Younger children, say, up through elementary school, are so much at the mercy of their environment that it’s not practical–or even fair–to make them the focus of the weight-loss effort, even in those unusual cases where they’re the only one overweight.
Imagine that such a child–call him Joey–goes to dinner with his family and everyone orders their usual favorites. But Joey, overweight and “dieting,” has to have some “lite” selection while everyone around him indulges without limitation. How fun is that?
But that’s often precisely what happens, to the point of utter frustration for both parent and child. I often see families who want us to “fix” an overweight child after they’ve failed with various approaches, from cajolery to punishment to outright policing the pantry.
The candid response? That isn’t going to work. Joey can’t function in isolation from the rest of his familial structure, so if the weight problem is going to change, the structure has to change; and that means it changes for the parents as well.
Little kids, little roles

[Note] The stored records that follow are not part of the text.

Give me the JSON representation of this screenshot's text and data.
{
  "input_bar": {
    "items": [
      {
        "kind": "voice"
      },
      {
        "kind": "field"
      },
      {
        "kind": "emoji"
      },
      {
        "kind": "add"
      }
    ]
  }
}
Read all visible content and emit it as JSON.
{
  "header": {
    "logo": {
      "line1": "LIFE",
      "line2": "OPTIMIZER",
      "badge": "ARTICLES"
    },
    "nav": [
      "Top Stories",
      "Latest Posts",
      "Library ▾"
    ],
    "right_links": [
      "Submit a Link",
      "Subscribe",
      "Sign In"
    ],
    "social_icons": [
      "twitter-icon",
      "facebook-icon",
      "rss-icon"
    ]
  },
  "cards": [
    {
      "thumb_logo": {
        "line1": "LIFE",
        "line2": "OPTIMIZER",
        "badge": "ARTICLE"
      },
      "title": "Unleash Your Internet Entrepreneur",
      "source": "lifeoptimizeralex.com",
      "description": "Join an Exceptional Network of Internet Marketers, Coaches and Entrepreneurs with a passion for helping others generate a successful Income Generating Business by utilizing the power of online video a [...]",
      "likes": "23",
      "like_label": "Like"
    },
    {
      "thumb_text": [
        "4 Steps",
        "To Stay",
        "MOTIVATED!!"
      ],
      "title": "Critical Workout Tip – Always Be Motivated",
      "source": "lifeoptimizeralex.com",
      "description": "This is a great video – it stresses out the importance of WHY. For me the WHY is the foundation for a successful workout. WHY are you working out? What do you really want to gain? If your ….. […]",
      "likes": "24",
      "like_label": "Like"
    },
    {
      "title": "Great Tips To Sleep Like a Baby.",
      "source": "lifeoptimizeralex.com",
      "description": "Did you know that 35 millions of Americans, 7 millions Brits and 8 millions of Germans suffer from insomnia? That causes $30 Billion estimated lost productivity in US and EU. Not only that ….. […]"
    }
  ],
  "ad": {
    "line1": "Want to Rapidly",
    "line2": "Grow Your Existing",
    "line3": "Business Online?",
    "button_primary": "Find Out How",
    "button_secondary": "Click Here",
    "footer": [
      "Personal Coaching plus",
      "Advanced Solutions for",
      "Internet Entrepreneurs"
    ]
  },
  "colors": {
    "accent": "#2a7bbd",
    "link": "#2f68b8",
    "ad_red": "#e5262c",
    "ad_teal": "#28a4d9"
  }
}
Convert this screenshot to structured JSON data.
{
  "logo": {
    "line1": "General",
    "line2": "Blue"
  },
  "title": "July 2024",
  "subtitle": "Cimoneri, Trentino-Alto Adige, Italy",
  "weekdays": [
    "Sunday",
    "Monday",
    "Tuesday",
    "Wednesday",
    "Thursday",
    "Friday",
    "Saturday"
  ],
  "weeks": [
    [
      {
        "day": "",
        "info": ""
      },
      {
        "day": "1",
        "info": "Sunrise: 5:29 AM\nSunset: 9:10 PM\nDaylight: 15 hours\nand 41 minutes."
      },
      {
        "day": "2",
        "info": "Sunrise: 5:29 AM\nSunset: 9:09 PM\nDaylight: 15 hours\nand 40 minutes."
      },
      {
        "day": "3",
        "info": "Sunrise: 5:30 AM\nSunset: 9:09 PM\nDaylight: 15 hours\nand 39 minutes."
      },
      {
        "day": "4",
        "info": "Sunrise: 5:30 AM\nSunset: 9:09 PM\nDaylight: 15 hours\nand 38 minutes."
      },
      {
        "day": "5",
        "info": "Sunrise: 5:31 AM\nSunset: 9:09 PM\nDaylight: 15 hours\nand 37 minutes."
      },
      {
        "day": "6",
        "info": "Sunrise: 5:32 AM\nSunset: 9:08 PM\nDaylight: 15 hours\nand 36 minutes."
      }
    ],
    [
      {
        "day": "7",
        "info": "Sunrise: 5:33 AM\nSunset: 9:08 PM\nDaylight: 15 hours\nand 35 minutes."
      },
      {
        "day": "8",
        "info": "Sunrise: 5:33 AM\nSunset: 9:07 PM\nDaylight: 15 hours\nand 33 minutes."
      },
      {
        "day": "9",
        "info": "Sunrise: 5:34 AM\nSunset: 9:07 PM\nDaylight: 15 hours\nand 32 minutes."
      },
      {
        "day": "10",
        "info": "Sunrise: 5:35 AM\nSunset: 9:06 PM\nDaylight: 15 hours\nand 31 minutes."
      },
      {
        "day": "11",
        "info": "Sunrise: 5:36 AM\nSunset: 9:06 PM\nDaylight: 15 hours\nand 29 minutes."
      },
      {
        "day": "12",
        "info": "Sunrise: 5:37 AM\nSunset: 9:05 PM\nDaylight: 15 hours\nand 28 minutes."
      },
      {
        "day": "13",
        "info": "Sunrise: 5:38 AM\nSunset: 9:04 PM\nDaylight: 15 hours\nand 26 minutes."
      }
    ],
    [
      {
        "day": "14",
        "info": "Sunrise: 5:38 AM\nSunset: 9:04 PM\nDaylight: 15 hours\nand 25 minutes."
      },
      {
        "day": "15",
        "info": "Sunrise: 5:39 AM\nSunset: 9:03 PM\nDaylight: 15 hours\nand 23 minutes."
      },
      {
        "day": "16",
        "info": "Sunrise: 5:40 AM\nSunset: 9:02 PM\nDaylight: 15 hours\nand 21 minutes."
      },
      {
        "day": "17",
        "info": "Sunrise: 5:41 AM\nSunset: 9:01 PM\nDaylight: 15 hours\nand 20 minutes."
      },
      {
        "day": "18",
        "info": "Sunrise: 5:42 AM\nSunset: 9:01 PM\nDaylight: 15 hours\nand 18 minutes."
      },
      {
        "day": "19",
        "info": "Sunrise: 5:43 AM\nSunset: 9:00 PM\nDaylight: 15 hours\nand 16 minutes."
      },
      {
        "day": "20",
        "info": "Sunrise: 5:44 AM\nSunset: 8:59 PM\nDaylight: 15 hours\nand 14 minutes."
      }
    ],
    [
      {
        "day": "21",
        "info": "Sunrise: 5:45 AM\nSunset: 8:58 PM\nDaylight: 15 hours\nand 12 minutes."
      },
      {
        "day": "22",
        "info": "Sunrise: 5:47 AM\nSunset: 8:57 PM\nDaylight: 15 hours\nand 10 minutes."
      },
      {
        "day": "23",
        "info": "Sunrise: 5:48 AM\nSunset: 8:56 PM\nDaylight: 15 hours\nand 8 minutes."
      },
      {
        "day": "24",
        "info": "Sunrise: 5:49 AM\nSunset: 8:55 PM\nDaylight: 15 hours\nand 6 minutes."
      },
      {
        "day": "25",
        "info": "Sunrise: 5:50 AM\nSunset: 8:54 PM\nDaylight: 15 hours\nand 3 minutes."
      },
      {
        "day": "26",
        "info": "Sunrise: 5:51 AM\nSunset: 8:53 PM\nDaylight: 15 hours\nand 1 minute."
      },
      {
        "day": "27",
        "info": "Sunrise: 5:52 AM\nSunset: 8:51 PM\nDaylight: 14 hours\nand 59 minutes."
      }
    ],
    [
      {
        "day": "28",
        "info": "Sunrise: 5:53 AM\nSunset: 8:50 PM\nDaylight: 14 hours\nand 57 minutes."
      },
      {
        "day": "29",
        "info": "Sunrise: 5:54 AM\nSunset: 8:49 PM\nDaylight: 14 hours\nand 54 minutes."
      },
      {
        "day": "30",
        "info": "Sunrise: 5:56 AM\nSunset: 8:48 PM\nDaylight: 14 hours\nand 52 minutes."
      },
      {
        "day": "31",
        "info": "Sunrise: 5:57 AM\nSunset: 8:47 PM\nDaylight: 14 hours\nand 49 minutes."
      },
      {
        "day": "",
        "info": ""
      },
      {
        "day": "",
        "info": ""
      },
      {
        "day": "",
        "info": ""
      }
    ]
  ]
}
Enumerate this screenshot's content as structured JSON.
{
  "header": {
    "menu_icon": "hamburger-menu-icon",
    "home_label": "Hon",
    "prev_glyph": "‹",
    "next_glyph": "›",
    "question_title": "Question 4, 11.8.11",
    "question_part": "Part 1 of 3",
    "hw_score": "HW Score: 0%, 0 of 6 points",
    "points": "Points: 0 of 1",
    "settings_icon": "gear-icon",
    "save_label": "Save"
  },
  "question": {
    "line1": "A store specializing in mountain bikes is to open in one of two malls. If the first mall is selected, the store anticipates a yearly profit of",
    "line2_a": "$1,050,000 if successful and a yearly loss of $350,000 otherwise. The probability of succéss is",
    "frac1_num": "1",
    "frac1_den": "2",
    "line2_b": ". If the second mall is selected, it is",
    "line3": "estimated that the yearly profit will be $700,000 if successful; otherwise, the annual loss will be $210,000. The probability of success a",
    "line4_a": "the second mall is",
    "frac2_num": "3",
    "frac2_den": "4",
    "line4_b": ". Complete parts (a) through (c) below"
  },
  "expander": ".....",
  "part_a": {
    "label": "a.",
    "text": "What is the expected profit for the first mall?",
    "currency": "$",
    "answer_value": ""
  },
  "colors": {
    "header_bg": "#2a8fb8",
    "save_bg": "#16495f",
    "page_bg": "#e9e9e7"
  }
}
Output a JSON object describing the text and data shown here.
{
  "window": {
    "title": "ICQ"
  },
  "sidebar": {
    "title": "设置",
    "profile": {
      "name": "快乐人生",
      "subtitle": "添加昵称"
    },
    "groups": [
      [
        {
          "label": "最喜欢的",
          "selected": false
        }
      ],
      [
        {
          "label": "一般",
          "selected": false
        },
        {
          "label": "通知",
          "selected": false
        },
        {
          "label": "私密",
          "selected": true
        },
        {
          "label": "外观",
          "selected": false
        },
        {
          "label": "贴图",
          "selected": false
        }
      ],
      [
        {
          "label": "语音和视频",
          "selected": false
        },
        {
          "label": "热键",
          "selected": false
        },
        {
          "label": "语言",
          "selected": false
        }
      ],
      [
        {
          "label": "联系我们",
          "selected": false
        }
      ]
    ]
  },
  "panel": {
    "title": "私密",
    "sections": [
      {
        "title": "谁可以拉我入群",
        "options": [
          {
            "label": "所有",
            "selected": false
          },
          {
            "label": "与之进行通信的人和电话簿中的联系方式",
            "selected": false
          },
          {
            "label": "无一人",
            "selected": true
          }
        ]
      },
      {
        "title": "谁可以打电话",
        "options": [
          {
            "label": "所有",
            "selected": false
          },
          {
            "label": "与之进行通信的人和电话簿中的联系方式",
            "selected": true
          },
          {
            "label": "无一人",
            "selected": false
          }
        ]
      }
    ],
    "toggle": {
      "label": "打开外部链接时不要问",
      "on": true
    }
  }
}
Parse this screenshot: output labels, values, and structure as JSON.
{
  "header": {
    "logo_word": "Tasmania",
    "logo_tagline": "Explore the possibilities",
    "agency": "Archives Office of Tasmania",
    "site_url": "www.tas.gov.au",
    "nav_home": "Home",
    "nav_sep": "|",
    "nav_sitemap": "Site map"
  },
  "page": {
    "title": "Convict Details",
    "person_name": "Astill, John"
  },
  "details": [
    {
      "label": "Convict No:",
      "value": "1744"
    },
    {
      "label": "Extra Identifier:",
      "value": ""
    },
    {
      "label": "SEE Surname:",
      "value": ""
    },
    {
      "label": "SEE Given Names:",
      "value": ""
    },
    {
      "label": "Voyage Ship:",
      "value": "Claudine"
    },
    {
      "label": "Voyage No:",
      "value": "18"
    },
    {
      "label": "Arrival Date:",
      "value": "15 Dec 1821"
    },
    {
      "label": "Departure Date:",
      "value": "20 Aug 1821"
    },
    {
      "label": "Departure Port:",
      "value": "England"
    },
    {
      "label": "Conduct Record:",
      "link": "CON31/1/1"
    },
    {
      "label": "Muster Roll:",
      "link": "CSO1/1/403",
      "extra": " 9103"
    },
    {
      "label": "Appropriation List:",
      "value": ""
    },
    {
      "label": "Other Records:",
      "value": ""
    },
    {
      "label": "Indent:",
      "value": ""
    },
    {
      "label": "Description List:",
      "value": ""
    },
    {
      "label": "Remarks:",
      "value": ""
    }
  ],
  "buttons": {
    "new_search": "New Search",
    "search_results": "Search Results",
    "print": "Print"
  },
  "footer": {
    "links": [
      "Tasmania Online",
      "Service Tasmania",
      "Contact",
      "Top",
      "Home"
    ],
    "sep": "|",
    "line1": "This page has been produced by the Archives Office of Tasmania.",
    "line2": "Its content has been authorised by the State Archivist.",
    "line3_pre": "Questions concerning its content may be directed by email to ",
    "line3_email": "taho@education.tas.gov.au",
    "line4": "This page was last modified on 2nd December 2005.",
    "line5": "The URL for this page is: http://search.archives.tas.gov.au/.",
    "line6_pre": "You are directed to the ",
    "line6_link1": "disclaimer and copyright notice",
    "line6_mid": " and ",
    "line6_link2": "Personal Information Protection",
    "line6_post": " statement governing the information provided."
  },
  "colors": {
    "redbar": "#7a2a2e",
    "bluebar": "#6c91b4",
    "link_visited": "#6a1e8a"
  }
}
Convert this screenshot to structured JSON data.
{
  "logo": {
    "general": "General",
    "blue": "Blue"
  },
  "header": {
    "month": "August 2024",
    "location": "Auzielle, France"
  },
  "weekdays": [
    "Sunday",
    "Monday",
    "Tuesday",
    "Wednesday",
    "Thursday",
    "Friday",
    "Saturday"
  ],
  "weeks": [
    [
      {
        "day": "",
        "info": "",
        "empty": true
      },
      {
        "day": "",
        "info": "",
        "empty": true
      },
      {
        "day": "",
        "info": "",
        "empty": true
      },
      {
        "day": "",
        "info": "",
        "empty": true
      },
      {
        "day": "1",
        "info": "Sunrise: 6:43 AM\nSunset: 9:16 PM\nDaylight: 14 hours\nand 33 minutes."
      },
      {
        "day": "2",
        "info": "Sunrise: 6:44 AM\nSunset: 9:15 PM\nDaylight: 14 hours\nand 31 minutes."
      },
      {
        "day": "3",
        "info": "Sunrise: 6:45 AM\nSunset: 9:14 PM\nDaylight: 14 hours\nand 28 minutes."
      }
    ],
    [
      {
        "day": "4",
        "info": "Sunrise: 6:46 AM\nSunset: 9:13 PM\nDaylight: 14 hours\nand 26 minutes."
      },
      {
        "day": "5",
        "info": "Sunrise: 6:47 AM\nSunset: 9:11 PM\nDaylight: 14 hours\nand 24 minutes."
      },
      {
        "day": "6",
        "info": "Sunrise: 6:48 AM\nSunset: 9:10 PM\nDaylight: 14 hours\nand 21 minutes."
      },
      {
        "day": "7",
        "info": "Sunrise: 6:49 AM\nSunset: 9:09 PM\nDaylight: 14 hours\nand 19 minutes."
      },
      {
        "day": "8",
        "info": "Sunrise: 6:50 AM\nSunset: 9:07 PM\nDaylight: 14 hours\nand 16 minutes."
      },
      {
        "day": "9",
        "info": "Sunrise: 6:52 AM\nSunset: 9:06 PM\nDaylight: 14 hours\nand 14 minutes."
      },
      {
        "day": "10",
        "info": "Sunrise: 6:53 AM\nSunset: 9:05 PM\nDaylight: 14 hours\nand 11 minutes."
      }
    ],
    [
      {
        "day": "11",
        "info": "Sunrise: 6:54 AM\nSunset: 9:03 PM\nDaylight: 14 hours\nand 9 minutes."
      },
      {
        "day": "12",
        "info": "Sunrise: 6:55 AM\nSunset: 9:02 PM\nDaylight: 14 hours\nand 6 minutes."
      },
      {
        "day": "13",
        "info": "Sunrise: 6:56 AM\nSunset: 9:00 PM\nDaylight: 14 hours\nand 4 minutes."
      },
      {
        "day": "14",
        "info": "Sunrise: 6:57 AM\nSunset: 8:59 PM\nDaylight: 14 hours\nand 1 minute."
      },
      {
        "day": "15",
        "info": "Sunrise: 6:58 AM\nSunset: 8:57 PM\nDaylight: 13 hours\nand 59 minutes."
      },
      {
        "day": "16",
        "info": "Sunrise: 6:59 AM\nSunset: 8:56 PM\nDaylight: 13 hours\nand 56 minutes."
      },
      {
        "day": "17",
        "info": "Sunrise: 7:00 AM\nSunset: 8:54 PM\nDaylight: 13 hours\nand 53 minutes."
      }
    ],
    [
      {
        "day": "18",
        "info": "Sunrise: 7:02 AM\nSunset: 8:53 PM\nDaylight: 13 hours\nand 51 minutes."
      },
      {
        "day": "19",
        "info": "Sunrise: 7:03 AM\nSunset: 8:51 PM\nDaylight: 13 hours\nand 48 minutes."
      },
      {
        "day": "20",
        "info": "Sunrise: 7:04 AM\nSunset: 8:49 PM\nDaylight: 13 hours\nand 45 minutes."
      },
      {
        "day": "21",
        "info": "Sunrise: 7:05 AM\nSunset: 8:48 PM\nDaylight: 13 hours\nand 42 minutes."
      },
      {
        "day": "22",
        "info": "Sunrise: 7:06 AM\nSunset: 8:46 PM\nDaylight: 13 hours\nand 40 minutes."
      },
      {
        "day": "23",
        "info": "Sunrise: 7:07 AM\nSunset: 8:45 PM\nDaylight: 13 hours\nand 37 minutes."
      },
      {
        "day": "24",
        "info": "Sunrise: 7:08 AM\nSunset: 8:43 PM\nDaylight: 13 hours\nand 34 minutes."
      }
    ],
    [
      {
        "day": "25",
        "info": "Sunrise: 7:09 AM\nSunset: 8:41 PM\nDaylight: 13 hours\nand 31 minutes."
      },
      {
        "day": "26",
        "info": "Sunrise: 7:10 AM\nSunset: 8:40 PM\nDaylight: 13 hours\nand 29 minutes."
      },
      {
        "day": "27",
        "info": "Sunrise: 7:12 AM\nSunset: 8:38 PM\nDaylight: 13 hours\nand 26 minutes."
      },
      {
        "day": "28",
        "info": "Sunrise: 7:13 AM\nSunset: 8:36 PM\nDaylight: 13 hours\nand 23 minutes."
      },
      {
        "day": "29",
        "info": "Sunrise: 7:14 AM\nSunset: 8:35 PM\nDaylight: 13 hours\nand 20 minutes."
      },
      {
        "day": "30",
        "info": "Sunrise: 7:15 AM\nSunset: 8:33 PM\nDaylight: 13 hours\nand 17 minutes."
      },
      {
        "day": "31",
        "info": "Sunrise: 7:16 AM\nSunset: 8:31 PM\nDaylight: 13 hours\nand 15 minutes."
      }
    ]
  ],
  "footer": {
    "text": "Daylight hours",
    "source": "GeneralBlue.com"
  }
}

One of the big breakthroughs families must make is in determining the roles and responsibilities of each family member, relative to the child’s weight loss, and that varies with the age of the child. Since we’re discussing younger children here, the parents’ role is much larger.
As with the research study, parents in our program learn–often for the first time–about important fundamentals of nutrition. They also learn about behavior modification, problem solving and other skills. And they get specific guidance and support about family roles and limits of responsibility.
For instance, most parents worry about ongoing conflicts with their children over what to eat. And sure, when snacktime comes, if you have a box of chocolatey-gooey marshmallow cookies and a box of crispy, fat-free rye crackers, most kids are going for the goo.
But this is where parental responsibility looms large, and parents’ decisions about the home environment are so significant. Children ought to be given some choice in what they want to eat, but by having only good options at hand, parents set them up for success.
If the available snack choices are fresh fruits, maybe vegetables and dip, even low-fat or low-calorie munchables like pretzels or popcorn, kids will choose from those.
If parents don’t buy the gooey gunk and bring it home, then kids don’t see it, don’t ask for it, and don’t feel deprived when they’re told no. Mom and Dad won’t have to play the villain because these passive controls minimize the risk of conflict for everyone.
Of course, sometimes, less choice is better. If there’s a box of fat-free ice cream bars in the freezer, that’s a treat, and at dessert time, it’s an acceptable indulgence that a child will welcome with delight. A seven- or eight-year old isn’t going to turn up his nose at a 90-calorie Healthy Choice desert pop and go on strike until someone produces a Twinkie.
Play together, weigh together
Other recent research on children and body weight shows a direct correlation between kids’ weight and the amount of time they spent in recreational physical activity, not with friends or peers, but with their families.
We see much in the media about the loss of physical education programs in schools, but these opportunities for exercise and activity don’t appear to have as strong a correlation with kids’ weight as what they do with their parents
That could be because we learn our values from our families, typically, not our schools. Even if kids sit around in school all day, the ones who go home to enjoy a bike ride with the family or to play a little flag football with Dad are far more likely to consider themselves as active.
It’s a question of lifestyle and self-image. Children who engage in physical pursuits with their parents are statistically far more likely to have a positive attitude about physical recreation and exercise, and to participate in it outside the family setting.
Parents basically have all the power in a small child’s life. If healthy changes are introduced with some finesse, no issue need even be made of them. The new standards just become the standards. We only eat dessert twice a week. We don’t drive if we can walk. We eat vegetables every day. We don’t drink soda with dinner. That’s just the way it is.
It doesn’t mean children won’t ever try a challenge. In fact, count on it that they will. One of the Cederquist daughters recently produced a piece of candy first thing in the morning and sweetly asked if she could eat it, though she undoubtedly knew the answer already.
We don’t have candy for breakfast. That’s just the way it is.
THROUGH THICK & THIN: Treating Parents and Children
Parents are usually aware that their own dietary habits are relevant to their child’s weight, but they often want to compartmentalize, saying they’re not concerned about their own weight, only worried about their child. They just want to help fix him. But a child needs a solution where he’s not the problem.